So what does all this mean for advertisers and policymakers? A small but growing number of parents are aware of advertising tactics and do not approve of these tactics. Consequently, they are choosing to boycott brands or even switching from TV to ad-free media. Second, while parents have a significant impact on children, children too tend to have a critical impact on educating their parents about media use, ad formats, and media content. Some parents enjoy such educative interactions with their children. Since socialization is bi-directional, advertisers could consider using ad scenarios where parents and children engage with the pros and cons of a certain product or content, thus enabling parent-child conversations to make an informed decision. Durex India has a series of YouTube videos that show a father having a conversation on sex/sexuality-related topics with his son (YFilms 2016). These videos not only provide factual information for parents but also showcase ways in which parents could communicate sensitive information to their children. Finally, parents who have a less critical view of media tend to be not as tech-savvy as other parents. Policymakers could disseminate information on different kinds of ads and how to evaluate these ads critically. There could be workshops to improve parental media skills, which would increase their confidence in developing ad and market-literate consumers.

  1. Lin, Jenny, Akshaya Vijayalakshmi, and Russell N. Laczniak (2019), "Toward an Understanding of Parental Views and Actions on Social Media Influencers Targeted at Adolescents: The Roles of Parents' Social Media Use and Empowerment." Frontiers in Psychology, 10: 2664. (The first and second authors contributed equally).
  2. Vijayalakshmi, Akshaya, Russell N. Laczniak and Deanne Brocato (2019), "Understanding Parental Mediation of Violent Television Commercials," Journal of Consumer Marketing.
  3. Melika Kordrostami, Akshaya Vijayalakshmi and Russell N. Laczniak (2018), "Children's Media Consumption: Parental Concerns and Parental Mediation in Iran and the US," Journal of Marketing Management, 34(9-10), 819-840.
  4. Vijayalakshmi, Akshaya, Meng-Hsien Lin and Russell N. Laczniak (2018), "Managing Children's Internet Advertising Experiences: Parental Preferences for Regulation," Journal of Consumer Affairs, 52(3), 595-622.
  5. Vijayalakshmi, Akshaya (2015), "Violent Commercials: Children's Responses Andparental Mediation." Iowa State University.

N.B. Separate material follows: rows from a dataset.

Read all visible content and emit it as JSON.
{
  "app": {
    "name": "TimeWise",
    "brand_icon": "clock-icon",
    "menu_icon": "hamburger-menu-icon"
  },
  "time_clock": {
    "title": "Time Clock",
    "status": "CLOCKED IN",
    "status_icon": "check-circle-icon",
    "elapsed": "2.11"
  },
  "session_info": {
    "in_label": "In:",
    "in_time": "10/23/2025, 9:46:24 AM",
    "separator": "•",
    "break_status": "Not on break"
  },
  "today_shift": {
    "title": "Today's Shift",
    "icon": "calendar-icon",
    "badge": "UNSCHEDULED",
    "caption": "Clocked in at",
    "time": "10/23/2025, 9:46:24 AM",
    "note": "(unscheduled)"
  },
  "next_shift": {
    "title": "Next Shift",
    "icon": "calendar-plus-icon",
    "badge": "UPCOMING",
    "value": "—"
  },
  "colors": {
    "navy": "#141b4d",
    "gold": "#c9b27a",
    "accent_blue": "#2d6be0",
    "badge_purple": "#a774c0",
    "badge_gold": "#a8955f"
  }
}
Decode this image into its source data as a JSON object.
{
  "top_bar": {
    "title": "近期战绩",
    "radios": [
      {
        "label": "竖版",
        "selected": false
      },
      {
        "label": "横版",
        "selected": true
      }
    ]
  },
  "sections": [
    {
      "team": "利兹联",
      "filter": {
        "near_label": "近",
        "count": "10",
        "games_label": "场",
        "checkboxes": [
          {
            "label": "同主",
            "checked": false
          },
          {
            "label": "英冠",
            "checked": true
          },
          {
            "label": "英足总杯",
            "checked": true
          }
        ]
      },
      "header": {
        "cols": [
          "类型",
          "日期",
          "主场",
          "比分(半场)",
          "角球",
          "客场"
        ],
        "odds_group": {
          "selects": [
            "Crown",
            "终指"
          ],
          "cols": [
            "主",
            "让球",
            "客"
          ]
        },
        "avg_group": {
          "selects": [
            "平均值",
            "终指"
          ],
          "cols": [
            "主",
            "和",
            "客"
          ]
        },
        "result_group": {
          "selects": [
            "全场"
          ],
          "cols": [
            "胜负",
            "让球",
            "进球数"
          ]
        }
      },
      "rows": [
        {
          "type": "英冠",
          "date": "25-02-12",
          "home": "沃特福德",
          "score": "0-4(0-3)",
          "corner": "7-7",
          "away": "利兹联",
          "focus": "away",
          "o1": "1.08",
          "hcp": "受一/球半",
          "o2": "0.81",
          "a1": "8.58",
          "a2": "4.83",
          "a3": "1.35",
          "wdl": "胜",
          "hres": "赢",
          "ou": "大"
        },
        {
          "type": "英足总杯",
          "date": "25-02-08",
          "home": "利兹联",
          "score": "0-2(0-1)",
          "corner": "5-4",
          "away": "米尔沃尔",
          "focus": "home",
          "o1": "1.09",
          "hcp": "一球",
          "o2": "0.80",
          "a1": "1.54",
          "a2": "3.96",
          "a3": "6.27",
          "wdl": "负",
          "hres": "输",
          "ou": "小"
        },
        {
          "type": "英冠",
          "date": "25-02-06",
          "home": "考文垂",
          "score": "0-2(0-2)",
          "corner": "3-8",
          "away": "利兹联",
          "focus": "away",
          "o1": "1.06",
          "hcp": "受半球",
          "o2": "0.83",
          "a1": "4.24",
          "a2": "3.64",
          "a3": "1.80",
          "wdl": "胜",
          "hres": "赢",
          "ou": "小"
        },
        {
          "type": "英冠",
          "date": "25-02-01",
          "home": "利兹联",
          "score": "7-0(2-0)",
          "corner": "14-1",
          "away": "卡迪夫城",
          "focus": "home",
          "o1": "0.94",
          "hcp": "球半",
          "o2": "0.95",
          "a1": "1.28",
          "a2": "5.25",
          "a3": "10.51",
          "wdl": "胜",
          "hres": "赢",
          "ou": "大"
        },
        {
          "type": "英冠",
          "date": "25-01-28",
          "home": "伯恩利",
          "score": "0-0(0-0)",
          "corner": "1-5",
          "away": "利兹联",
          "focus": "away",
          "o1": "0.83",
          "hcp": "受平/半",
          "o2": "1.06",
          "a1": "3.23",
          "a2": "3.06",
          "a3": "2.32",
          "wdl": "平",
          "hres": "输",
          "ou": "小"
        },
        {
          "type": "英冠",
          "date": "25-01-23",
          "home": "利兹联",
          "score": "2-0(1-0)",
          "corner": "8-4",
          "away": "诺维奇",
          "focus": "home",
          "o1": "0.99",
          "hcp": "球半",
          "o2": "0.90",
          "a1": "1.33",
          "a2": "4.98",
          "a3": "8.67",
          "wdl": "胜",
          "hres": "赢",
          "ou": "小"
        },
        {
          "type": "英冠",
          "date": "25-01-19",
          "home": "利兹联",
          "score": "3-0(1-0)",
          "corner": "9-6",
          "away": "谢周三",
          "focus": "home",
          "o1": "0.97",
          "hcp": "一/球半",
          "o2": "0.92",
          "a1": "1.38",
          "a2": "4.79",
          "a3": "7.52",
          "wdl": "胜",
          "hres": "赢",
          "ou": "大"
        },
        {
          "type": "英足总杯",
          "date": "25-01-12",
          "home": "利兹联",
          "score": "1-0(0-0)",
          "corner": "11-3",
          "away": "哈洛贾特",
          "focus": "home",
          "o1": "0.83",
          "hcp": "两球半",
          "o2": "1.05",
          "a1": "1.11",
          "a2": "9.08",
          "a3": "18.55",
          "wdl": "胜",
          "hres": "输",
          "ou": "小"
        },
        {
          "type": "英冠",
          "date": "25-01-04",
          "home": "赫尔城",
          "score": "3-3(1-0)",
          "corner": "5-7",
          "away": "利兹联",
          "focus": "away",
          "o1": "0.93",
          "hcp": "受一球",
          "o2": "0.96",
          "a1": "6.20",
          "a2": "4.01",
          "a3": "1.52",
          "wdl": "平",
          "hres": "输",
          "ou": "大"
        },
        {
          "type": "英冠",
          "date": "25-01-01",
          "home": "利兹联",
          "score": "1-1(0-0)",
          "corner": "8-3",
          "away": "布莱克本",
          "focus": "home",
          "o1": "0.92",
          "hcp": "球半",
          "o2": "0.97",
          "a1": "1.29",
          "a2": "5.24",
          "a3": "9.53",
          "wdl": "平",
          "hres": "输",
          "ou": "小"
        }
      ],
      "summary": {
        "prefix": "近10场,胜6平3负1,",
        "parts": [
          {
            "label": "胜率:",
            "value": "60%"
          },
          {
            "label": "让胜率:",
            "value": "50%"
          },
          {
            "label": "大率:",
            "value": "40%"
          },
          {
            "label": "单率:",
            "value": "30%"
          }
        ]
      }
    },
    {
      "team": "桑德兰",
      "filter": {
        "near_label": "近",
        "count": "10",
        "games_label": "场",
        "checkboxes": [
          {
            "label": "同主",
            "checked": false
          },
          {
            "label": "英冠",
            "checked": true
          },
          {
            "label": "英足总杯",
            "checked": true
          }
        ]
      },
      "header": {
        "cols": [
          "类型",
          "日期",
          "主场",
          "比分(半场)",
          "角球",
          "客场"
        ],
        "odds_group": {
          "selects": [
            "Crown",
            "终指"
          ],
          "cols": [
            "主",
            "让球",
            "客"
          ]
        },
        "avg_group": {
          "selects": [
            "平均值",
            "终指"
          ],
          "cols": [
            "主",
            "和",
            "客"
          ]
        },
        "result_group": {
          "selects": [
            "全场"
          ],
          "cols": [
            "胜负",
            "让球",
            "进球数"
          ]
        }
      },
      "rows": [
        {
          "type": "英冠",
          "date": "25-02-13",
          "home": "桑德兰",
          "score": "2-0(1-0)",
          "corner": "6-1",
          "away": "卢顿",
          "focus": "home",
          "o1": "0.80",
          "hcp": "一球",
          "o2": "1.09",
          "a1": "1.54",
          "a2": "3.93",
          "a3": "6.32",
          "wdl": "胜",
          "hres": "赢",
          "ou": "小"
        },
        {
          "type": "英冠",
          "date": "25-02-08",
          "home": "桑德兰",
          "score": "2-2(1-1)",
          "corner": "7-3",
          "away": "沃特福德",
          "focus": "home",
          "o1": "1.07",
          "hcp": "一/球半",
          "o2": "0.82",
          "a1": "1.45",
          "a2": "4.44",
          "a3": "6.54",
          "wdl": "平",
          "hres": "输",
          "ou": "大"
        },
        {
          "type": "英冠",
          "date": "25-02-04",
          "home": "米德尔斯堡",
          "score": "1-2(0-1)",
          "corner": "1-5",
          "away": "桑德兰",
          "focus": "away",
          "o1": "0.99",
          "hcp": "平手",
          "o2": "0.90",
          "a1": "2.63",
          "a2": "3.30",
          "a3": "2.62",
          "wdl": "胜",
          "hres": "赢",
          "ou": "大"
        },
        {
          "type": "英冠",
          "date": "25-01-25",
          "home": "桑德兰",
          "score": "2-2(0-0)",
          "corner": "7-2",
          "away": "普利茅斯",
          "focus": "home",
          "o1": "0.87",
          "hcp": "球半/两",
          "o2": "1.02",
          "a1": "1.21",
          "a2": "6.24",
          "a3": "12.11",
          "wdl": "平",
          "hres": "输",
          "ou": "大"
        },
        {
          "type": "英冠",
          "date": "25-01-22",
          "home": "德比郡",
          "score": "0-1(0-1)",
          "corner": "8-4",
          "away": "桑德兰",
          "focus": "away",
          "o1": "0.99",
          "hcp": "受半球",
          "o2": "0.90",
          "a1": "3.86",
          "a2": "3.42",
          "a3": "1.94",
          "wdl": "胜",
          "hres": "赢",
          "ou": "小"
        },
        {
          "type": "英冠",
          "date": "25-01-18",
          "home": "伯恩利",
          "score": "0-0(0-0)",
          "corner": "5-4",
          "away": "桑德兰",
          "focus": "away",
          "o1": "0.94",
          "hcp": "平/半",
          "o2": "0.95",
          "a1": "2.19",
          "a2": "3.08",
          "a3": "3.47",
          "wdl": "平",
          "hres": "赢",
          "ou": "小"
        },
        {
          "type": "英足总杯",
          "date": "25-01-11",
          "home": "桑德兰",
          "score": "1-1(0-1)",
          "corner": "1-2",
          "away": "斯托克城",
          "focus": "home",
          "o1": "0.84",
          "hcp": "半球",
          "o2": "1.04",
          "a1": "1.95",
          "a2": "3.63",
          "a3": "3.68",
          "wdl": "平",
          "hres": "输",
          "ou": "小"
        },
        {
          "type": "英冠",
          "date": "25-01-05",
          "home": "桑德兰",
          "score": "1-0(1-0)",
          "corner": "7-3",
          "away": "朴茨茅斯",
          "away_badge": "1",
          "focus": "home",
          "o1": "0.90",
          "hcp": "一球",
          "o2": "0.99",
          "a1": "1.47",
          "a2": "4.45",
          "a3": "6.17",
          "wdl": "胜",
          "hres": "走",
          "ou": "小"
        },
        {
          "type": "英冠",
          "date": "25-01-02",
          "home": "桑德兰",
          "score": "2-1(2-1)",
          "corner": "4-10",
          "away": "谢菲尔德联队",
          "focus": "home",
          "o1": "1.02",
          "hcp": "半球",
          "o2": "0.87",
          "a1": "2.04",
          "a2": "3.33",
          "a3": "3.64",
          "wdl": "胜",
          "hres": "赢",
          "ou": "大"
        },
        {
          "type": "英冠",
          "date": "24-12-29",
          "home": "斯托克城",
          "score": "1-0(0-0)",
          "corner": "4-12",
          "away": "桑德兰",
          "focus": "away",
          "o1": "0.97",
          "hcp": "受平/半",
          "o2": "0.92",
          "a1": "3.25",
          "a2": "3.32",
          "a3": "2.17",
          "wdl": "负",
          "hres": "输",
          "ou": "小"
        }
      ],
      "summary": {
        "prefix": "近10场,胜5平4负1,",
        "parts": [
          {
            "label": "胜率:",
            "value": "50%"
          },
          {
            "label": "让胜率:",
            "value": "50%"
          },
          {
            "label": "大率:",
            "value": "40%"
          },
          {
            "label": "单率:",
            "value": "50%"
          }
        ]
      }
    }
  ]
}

About The Author

Prof. Akshaya Vijayalakshmi

Prof. Akshaya Vijayalakshmi

Iowa State University, Ames, USA Doctor of Philosophy, 2015